"You just feel used," said the younger girl.

The 14-year-old said that when she went to a UN base last year to ask for food, a Burundian soldier gently beckoned to her from his barracks, calling, "Come here."

Then, she said, he pulled her into a room full of empty beds. He ripped off her clothes.

The teenager and her aunt said that three months later, they told two UN employees what had happened. The pregnant girl was then taken to a hospital run by Doctors Without Borders, the medical group said. But aid workers who followed the girl's case over the next few weeks said they were dismayed at how little help she received from the United Nations.

"There was absolutely no immediate or concrete measure of assistance available to this girl," said Ondine Ripka, an international legal adviser with Doctors Without Borders.

A UNICEF spokesman, John Budd, said the organization does not comment on aid provided to individuals. The 14-year-old mother said she had not received any psychological counseling or financial assistance.

In a 2005 internal report recognizing the problem of "peacekeeper babies," UN officials wrote that "there is a need to try to ensure that fathers, who can be identified, perhaps through blood or DNA testing, bear some financial responsibility for their actions."

But it is often difficult to identify offenders who have returned to their home countries, UN officials say. Even if victims know the names of their abusers, armies in many nations have proved uncooperative in pursuing DNA tests, UN officials say.

The teenage mother's case was referred to the Burundian military, which appointed an investigator, according to UN officials, but no results have so far been reported. That country has been consumed in civil strife in recent months, and experts said it was unlikely the military would follow through on an investigation.

That leaves girls like the 14-year-oldto raise their babies on almost nothing, as the war rages on. Earlier this month, she sat outside her home, five rooms where more than 20 relatives sleep. Nearby, a man sold liquor from a plastic table. A white U.N. surveillance blimp flew overhead. Two hundred yards away, a group of Burundian troops was on patrol.

The teenager handed her baby to her mother, who looked at the ground.
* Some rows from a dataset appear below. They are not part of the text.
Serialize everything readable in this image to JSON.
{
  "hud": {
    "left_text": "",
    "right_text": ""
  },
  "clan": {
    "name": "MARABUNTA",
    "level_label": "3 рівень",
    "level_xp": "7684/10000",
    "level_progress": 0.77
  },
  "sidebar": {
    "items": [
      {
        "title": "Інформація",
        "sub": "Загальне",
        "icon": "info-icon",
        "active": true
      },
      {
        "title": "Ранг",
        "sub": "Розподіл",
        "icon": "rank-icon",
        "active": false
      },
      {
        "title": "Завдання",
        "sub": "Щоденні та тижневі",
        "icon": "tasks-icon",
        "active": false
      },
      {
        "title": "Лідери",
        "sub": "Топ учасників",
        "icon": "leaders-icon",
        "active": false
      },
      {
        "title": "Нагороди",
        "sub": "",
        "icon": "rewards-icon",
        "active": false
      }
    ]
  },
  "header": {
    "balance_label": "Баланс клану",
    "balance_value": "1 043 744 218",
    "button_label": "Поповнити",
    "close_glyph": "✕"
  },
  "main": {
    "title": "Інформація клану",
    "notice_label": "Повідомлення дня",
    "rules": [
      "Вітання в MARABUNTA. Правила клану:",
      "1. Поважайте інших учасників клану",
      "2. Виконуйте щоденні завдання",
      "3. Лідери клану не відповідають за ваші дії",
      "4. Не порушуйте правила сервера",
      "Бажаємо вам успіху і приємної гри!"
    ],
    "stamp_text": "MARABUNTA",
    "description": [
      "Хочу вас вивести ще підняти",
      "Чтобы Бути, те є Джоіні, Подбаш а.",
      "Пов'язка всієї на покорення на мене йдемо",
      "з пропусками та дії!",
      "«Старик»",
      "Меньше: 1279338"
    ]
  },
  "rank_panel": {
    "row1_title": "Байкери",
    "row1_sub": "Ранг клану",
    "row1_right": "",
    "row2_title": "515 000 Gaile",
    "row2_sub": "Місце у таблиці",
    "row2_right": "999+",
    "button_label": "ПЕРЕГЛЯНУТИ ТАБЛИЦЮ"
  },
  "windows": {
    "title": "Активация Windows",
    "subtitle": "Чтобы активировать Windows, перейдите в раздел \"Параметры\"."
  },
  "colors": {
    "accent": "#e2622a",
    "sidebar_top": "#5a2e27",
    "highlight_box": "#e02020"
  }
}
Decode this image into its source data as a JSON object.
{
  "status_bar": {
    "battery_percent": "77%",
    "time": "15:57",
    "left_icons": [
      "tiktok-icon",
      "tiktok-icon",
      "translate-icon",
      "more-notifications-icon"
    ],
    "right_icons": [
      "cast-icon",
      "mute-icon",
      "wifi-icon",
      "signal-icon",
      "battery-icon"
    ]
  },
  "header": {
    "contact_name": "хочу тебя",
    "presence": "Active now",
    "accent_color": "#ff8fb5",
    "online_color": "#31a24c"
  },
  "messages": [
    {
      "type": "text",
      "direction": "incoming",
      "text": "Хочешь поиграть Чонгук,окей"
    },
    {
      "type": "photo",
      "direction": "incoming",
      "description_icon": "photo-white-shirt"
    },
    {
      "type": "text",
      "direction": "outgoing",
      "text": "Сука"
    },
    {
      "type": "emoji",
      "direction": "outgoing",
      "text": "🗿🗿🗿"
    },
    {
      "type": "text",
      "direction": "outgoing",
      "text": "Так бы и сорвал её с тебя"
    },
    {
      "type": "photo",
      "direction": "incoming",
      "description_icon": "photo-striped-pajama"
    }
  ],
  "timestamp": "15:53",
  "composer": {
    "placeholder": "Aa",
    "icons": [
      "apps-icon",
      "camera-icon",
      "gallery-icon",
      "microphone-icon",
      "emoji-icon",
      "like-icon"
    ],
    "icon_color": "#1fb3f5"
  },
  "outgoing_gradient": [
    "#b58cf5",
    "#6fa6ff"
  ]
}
She fears that her daughter has been ruined by the abuse.

"If someone destroys what you love, what do you do?" the mother said.

© 2016 The Washington Post